In the beginning, Man built the dams to part the water. Above the dams, the waters grew deep, and cold in their depths. And when the dams released the water, the streams below the dam became cold, and smote the native fishes. But Man saw that the waters were lonely, and brought the trout and released them into the waters. And Man saw that it was good.
For several years the world record for brown trout had been set in Arkansas: 40 lbs, 4 oz, taken from the Greers Ferry Tailwater in 1992. This has since been eclipsed and currently (2013) stands at 42 lbs, 1 oz for a fish caught in NZ.
According to the Arkansas Game and Fish Commission’s Trout Management Plan of 2004 (which you can download from this site), there are only 3 free-flowing streams in the state that are capable of supporting wild trout.
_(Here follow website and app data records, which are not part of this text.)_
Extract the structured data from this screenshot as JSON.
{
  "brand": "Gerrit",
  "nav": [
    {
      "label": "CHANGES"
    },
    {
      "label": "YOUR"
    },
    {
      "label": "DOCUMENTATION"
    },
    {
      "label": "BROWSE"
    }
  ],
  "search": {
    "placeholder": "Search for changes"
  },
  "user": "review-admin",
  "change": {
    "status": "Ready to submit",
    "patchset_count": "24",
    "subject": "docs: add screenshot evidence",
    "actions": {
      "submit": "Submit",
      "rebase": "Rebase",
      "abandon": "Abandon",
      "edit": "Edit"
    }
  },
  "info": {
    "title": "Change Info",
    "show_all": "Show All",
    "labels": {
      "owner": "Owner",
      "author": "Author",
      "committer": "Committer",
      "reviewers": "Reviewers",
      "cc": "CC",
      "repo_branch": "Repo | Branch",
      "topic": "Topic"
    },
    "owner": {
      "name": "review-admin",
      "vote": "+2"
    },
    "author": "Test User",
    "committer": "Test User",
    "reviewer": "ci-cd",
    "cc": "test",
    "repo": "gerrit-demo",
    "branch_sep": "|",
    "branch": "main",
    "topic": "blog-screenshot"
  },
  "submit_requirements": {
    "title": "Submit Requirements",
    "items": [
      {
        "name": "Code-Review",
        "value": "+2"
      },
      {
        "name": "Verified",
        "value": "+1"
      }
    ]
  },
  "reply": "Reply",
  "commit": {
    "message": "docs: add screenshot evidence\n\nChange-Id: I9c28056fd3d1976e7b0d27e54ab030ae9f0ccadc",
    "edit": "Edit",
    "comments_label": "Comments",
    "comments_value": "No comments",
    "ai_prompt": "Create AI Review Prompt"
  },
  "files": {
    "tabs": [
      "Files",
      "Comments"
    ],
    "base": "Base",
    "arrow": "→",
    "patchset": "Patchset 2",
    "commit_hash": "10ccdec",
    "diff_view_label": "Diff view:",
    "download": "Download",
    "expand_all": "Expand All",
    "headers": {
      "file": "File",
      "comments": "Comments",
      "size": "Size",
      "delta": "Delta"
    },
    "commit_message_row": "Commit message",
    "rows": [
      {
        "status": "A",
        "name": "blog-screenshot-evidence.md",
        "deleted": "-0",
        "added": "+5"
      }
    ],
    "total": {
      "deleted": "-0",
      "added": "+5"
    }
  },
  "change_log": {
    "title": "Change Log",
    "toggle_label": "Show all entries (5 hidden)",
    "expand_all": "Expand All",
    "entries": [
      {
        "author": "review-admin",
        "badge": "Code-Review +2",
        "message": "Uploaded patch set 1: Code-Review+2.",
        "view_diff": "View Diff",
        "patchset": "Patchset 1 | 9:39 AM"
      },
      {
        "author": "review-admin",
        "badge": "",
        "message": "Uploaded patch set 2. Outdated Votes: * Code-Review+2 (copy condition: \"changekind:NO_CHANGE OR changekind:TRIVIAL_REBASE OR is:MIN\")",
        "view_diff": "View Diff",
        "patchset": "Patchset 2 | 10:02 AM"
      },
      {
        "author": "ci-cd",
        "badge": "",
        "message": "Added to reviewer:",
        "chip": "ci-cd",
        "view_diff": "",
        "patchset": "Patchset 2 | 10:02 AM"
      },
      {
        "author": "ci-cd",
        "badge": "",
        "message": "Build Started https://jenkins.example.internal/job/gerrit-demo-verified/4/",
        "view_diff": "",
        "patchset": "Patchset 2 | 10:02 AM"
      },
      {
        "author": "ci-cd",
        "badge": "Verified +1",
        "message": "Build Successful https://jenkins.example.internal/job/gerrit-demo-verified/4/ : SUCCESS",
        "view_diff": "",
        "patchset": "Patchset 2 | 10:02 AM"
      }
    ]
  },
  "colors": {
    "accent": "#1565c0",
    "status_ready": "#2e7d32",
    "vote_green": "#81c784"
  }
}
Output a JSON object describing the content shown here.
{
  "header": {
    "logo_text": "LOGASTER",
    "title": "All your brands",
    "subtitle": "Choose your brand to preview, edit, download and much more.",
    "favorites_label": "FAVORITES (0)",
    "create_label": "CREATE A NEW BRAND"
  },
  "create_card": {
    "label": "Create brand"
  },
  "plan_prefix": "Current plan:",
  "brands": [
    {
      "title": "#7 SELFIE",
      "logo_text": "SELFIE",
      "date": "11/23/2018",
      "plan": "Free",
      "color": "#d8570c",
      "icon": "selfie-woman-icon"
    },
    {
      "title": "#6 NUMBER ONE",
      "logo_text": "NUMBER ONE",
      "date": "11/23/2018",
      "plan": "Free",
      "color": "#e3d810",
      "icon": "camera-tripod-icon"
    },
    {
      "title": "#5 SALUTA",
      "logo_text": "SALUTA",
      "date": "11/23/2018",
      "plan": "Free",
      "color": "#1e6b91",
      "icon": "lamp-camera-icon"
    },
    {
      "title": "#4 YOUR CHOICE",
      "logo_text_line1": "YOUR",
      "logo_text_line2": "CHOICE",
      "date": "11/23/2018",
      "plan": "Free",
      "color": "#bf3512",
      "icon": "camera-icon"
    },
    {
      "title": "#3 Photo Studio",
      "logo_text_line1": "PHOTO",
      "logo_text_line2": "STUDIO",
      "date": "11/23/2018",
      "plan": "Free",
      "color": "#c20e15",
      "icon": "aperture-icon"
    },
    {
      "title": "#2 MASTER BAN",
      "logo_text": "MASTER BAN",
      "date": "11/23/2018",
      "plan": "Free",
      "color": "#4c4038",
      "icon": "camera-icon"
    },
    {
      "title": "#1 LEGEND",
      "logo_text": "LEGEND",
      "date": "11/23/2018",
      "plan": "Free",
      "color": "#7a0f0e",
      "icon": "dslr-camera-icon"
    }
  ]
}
- Spavinaw Creek is a (mostly) privately owned spring creek which is run as a fishing “club”. It supports a self-sustaining rainbow trout population, but is also heavily stocked to ensure there are plenty of catchable lunkers in the water for the clubmembers who pay, according to one website I found, over $300/month for the privilege. Apparently there is some accessible water below the club property and after a heavy rain, some huge stockers get washed downstream where they are harvested by non-members.
- Collins Creek is a “new” wild trout fishery, created by diverting water from the Greer’s Ferry fish hatchery. This supports the first and only documented wild brook trout population in Arkansas. It is managed as a “youth” fishery: adults need to be accompanied by a young fisherperson, 16 or under, to fish any of Collins Creek, and the prime waters are restricted to 16 and under exclusively.
- Dry Run Creek is also sustained as a cold water stream by diverting water from a hatchery supply. It is currently managed as a “put and grow” fishery, and limited to youths under 16.
Wild trout reproduction occurs with various degrees of success in some of the tailwaters. The Greers Ferry Tailwater harbors the only totally wild brown trout population. In this tailwater, brown trout reproduction is being regulated with a 16 to 24 inch slot limit in an attempt to decrease numbers of young brown trout in the stream. Anglers can harvest fish smaller than 16 inches, or one fish larger than 24. Substantial brown trout reproduction also occurs in the upper Bull Shoals Tailwater and a wild population exists in the upper reaches.
Wild rainbow trout have been increasing in recent years in the Norfork and upper Bull Shoals Tailwaters Catch-and-Release Areas. These rainbows seem to be produced in the catch and release areas, where they are protected from harvest, during low-water years when water quality is best, and flow is more stable in these tailwaters.